Element data from apps and pages
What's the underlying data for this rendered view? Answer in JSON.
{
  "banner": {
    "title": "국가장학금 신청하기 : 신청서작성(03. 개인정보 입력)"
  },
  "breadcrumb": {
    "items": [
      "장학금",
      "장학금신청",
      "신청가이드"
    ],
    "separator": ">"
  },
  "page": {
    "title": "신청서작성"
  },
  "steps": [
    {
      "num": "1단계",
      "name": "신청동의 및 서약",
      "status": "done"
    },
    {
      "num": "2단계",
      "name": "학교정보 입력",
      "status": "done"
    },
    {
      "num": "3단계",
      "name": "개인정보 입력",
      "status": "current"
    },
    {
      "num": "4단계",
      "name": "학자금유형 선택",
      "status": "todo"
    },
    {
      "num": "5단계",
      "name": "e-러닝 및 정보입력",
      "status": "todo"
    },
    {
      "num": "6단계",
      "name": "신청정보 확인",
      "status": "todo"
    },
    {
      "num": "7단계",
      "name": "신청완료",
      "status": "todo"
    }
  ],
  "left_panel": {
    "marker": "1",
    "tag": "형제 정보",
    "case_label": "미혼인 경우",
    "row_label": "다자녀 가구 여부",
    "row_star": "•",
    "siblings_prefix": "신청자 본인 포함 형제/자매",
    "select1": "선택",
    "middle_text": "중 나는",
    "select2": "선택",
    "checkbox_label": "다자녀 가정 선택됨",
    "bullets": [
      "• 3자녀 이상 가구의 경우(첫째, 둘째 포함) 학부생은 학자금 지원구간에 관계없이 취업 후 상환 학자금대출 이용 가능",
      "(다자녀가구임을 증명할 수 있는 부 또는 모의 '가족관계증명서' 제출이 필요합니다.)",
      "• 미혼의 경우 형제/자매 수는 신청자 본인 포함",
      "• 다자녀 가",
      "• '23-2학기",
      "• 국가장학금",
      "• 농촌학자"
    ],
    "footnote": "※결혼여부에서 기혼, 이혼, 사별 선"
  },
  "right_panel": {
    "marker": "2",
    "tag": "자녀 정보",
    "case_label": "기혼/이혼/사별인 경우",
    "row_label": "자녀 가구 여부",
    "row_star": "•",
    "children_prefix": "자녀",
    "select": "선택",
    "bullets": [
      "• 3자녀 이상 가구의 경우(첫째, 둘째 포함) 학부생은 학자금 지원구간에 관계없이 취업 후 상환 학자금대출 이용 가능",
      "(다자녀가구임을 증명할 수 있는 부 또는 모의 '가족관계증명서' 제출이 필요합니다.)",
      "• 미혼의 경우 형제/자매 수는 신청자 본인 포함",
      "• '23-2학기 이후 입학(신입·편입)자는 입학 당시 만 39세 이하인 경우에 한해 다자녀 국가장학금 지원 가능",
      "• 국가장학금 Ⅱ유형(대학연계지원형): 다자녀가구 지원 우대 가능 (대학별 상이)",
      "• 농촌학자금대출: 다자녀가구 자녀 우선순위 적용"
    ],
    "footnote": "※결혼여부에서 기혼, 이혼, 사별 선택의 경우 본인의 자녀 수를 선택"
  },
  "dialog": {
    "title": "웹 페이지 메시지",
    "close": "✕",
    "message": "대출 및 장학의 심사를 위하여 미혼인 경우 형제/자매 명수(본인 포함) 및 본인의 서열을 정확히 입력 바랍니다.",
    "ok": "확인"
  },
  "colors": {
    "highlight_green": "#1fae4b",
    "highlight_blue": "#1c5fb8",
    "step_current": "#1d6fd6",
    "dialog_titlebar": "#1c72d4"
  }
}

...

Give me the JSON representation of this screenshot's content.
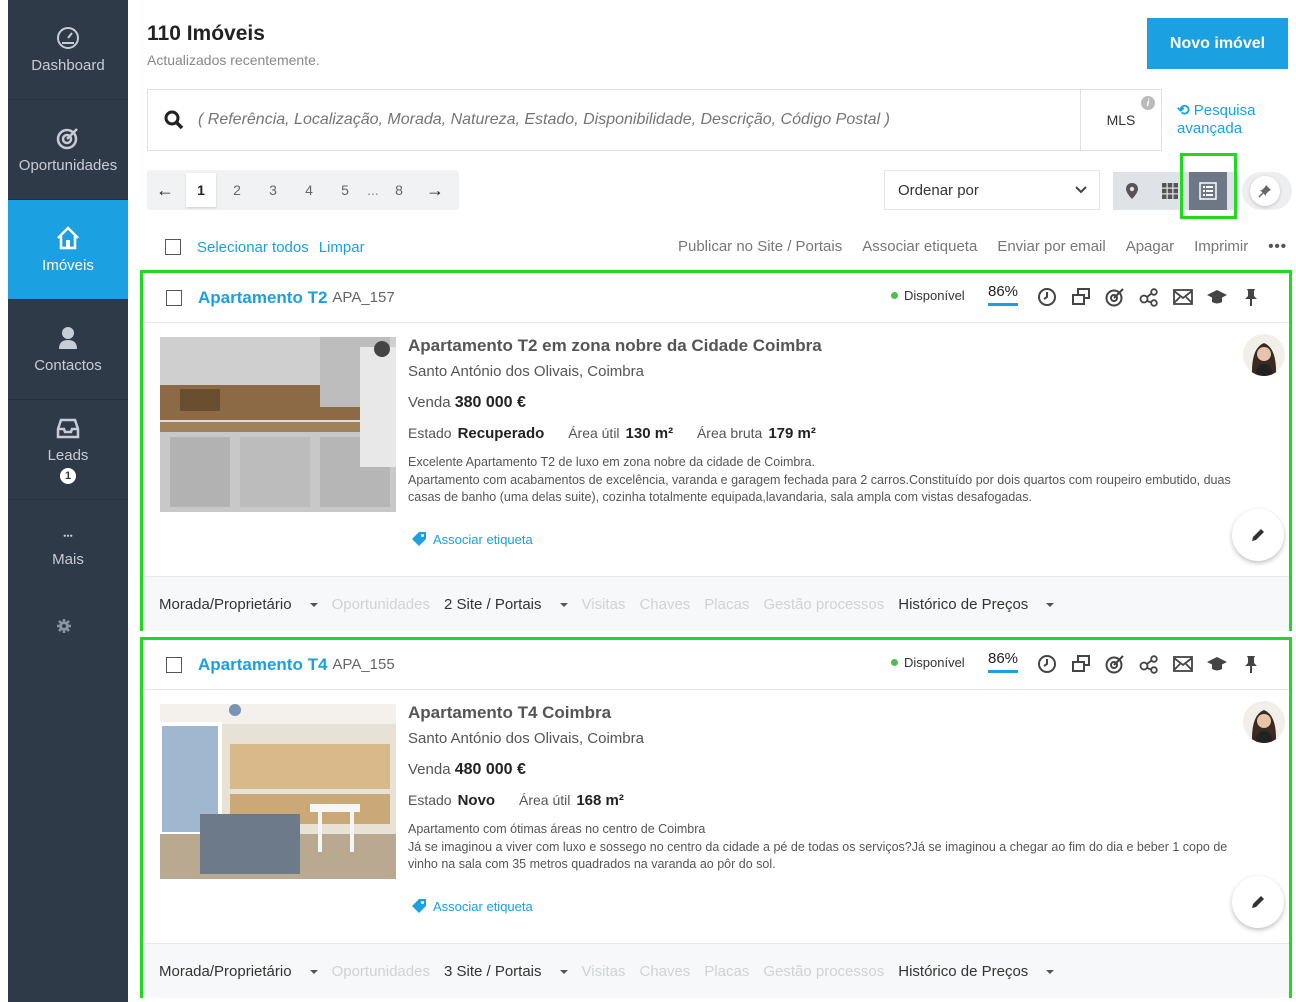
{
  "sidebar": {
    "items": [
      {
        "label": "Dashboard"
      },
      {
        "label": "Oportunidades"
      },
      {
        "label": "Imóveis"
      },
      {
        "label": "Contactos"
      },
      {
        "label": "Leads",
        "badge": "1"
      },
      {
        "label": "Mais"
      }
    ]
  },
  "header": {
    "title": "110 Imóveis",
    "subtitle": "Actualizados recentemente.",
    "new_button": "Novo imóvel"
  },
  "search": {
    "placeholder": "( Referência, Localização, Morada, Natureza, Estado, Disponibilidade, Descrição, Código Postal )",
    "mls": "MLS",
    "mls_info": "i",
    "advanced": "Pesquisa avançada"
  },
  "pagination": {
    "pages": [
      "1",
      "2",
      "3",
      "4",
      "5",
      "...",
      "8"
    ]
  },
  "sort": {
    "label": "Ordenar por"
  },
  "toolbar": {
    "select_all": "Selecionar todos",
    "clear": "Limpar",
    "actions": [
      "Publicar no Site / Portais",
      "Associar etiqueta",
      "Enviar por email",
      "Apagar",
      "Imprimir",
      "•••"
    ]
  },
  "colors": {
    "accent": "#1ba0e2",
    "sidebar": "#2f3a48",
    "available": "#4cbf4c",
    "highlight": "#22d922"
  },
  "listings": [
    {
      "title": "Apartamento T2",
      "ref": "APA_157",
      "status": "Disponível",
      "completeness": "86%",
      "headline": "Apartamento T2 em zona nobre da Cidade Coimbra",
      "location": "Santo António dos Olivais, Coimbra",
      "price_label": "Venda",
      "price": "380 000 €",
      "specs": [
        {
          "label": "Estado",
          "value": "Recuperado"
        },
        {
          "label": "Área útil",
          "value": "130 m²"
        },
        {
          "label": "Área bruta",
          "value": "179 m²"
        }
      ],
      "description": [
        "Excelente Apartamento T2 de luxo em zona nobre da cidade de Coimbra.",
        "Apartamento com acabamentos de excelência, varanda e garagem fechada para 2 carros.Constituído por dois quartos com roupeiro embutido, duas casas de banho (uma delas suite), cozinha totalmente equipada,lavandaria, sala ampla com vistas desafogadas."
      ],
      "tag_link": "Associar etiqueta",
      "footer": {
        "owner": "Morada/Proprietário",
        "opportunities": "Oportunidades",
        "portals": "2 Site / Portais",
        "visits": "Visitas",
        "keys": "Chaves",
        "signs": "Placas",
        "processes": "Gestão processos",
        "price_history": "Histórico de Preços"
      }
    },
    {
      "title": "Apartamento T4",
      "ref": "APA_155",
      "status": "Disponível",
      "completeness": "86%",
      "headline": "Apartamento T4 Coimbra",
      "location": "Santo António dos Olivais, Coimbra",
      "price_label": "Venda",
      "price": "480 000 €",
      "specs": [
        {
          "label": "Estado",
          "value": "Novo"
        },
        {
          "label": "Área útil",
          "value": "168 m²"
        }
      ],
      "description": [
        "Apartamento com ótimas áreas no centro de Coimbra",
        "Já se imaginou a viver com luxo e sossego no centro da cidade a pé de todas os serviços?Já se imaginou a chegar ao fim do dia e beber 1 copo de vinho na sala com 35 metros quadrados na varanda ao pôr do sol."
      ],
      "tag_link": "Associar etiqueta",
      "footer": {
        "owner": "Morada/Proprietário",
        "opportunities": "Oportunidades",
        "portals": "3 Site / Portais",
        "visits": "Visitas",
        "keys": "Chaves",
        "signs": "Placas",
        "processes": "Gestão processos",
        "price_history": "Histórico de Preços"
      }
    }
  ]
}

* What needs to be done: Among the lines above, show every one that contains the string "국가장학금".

* Answer for the task:
    "title": "국가장학금 신청하기 : 신청서작성(03. 개인정보 입력)"
      "• 국가장학금",
      "• '23-2학기 이후 입학(신입·편입)자는 입학 당시 만 39세 이하인 경우에 한해 다자녀 국가장학금 지원 가능",
      "• 국가장학금 Ⅱ유형(대학연계지원형): 다자녀가구 지원 우대 가능 (대학별 상이)",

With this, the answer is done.